Carol Eliel, the exhibition's curator, asked architect Brenda Levin to be its designer even before the Resnick was complete. Known for sensitively restoring landmarks like the Griffith Observatory and downtown's Bradbury Building, Levin punctuated the pavilion with white scrims, see-through weaves suspended at various angles.
LACMA doesn't use portable walls in the Resnick, and walls don't make sense for an open-air enthusiast such as Smith anyway. So, in theory, scrims seem inspired. Like Smith's sculptures, they have a whimsical, ladylike elegance that butts up against their industrial function. Their legacy was at first functional, as the same material initially reinforced upholstery or smoothed walls beneath plaster. It later became creative -- in the 1940s, designer Joe Mielziner repurposed scrims to mark the transition between reality and memory in early Tennessee Williams plays. Scrims also allow natural light to course through the show uninterrupted -- "like a May morning in Santa Monica," according to columnist William Poundstone.

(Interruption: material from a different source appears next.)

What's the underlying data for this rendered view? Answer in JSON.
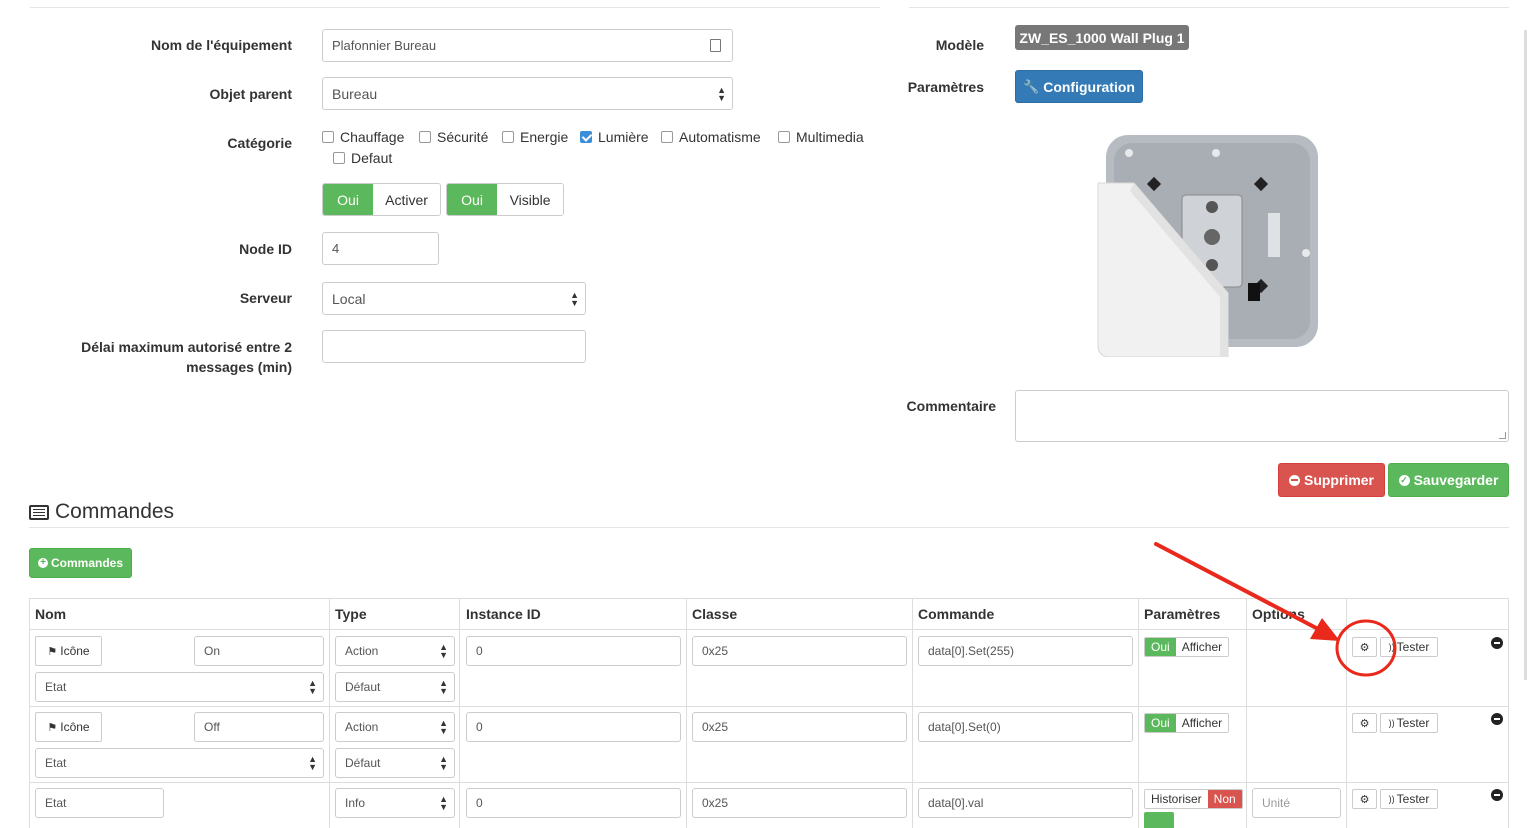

They instantly expose the exhibition's scope, since from the front of the Resnick you can make out the ghostly silhouettes of sculptures all the way at the back. But the scrims only half-evoke openness. They tease you with glimpses of what's ahead, but guide you through as firmly and sensibly as any typical museum walls would. You encounter late-career Cubis first, then, to the right, smaller early work and, to the left, later painted pieces.
At Bolton Landing, Smith's unisex sculptures were sometimes tangled, sometimes stoic, always tribal and peculiar. The scrims tamp this peculiarity more gently than other solutions would, but they still tamp it. And while it's a lot to want LACMA to break from the conventional, edifying museum role, it would be satisfying to see Smith's work less segregated, more anarchic.